Born April 5, 1972, Nelson, Lancashire
Current age 44 years 84 days
Major teams Kent, Western Australia
Batting style Right-hand bat
Bowling style Right-arm fast
Education Kent Street Senior High School, Perth
|Last First-class||Sussex v Sri Lankans at Hove, May 18-21, 2006 scorecard|
|List A span||1993 - 2000/01|
|Bat & Bowl||Team||Opposition||Ground||Match Date||Scorecard|
|4/71, 7, 0/49, 18*||Bucks||v Devon||Exmouth||10 Sep 2006||Other|
|3/41, 23, 3/33, 1||Bucks||v Northumb||Jesmond||20 Aug 2006||Other|
|7, 3/76||Bucks||v Lincolnshire||Slough||23 Jul 2006||Other|
|1/82, 17, 0/3||Sussex||v Sri Lankans||Hove||18 May 2006||FC|
|16, 1/70||Sussex||v Warwickshire||Hove||19 Apr 2006||FC|
|3/35, 31*, 1/21||Sussex||v Cardiff MCCU||Hove||15 Apr 2006||Other|
He might only have been short in stature but, by the time that Duncan Spencer first hit the domestic cricket scene in the early 1990s, few players in contemporary memory had been able to produce deliveries of such blistering pace. In his debut first-class season with Kent in 1993, the English-born right armer made a huge impression, prompting no less an authority than Sir Vivian Richards (then playing with Glamorgan) to rank him as possibly the quickest bowler he had ever faced in his illustrious career.
Sadly, Spencer's own career did not hit the heights that such a start might have promised. Persistent injury problems, headlined by chronic stress fractures in his back, have not only blunted his effectiveness but also ensured that he did not add to the tally of 14 first-class matches that he played with Kent in 1993 and 1994 and with Western Australia in 1993-94.
He continued to play grade cricket around his battles with injury but his ills were so severe that, at times, he was forced to participate solely as a batsman. The pattern of frustration was only broken in 2000-01 when a spectacular recovery led to his inclusion in six limited-overs matches for Western Australia - the state to which his family moved when he was five years old. While he did not bowl with quite as much pace as he had generated from his uncomplicated, slinging action in his first appearances in the Warriors' colours seven years earlier, he played an important role in helping the state reach a second Mercantile Mutual Cup Final in successive years.
Tragically, though, the effort which lay behind his comeback was also his undoing.

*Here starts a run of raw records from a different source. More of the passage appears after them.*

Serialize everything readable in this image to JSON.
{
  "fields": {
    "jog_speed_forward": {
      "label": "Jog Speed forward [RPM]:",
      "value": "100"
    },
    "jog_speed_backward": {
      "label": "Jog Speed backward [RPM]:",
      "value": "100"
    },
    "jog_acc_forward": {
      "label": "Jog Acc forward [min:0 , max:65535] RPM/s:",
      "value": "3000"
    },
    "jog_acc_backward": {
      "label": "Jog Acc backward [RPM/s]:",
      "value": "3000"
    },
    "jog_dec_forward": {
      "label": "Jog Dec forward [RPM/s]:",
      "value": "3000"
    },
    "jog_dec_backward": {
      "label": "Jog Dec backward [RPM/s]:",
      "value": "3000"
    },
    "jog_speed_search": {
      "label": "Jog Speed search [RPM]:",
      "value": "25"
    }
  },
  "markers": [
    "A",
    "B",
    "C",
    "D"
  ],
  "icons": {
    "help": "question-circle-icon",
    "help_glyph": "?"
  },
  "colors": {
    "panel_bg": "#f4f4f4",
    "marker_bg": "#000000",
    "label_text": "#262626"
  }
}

Following the loss to New South Wales in the competition's deciding match, Spencer tested positive to the banned substance nandrolone - a substance he had used in an attempt to relieve his chronic pain. At the end of a much-publicised case in April 2001, he was banned from elite level cricket for a period of 18 months and thus inherited the unfortunate legacy of being the first player in Australian cricket to be found guilty of a drug-taking offence.
He reappeared again in 2006, playing twice for Sussex, and later in the summer helped Buckinghamshire to the Minor Counties final at Lord's.

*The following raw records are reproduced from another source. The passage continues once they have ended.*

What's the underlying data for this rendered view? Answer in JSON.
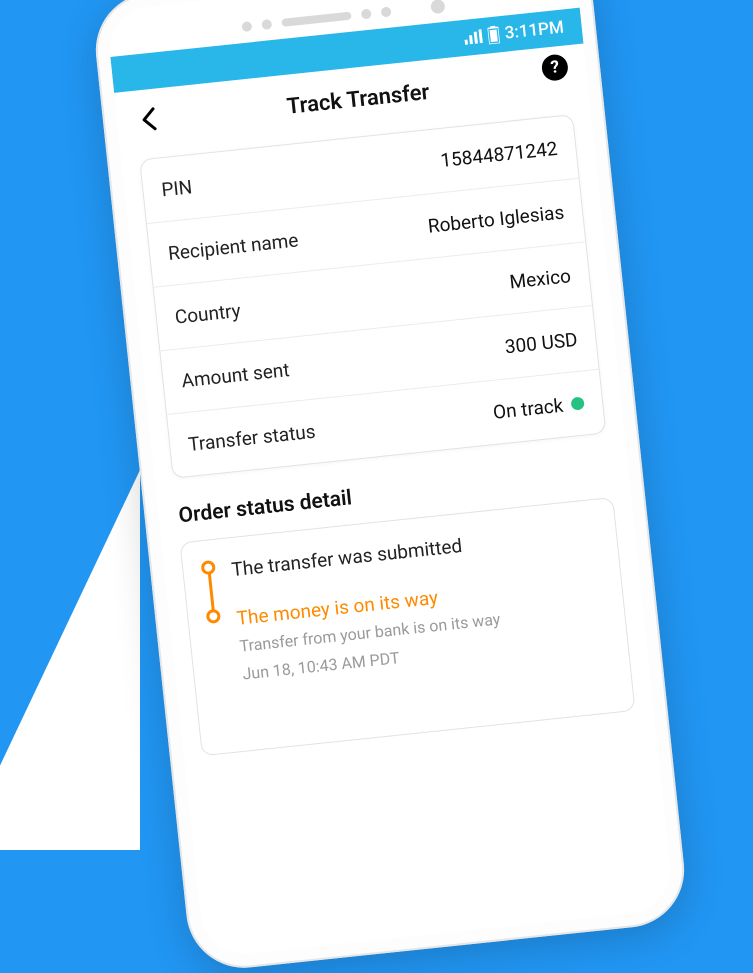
{
  "status_bar": {
    "time": "3:11PM"
  },
  "header": {
    "title": "Track Transfer"
  },
  "details": {
    "rows": [
      {
        "label": "PIN",
        "value": "15844871242"
      },
      {
        "label": "Recipient name",
        "value": "Roberto Iglesias"
      },
      {
        "label": "Country",
        "value": "Mexico"
      },
      {
        "label": "Amount sent",
        "value": "300 USD"
      },
      {
        "label": "Transfer status",
        "value": "On track"
      }
    ]
  },
  "section_title": "Order status detail",
  "timeline": [
    {
      "title": "The transfer was submitted",
      "active": false
    },
    {
      "title": "The money is on its way",
      "active": true,
      "subtitle": "Transfer from your bank is on its way",
      "timestamp": "Jun 18, 10:43 AM PDT"
    }
  ],
  "colors": {
    "accent": "#29b6e8",
    "highlight": "#ff8a00",
    "status_ok": "#26c281"
  }
}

As South Africa's slump gets deeper after the triangular series exit, ESPNcricinfo looks at three areas that need special focus and could possibly salvage them
He understands the Indian mentality better and doesn't have to deal with star players on the wane
Cricket stats need to take into account various contextual factors relating to players' and teams' performances if they are to be meaningful
A two-division structure will give the format the shake-up it needs. It's important for fans of the traditional game to embrace change
Visibility is good, so is durability, and while it does swing a fair amount, it ought to spin as well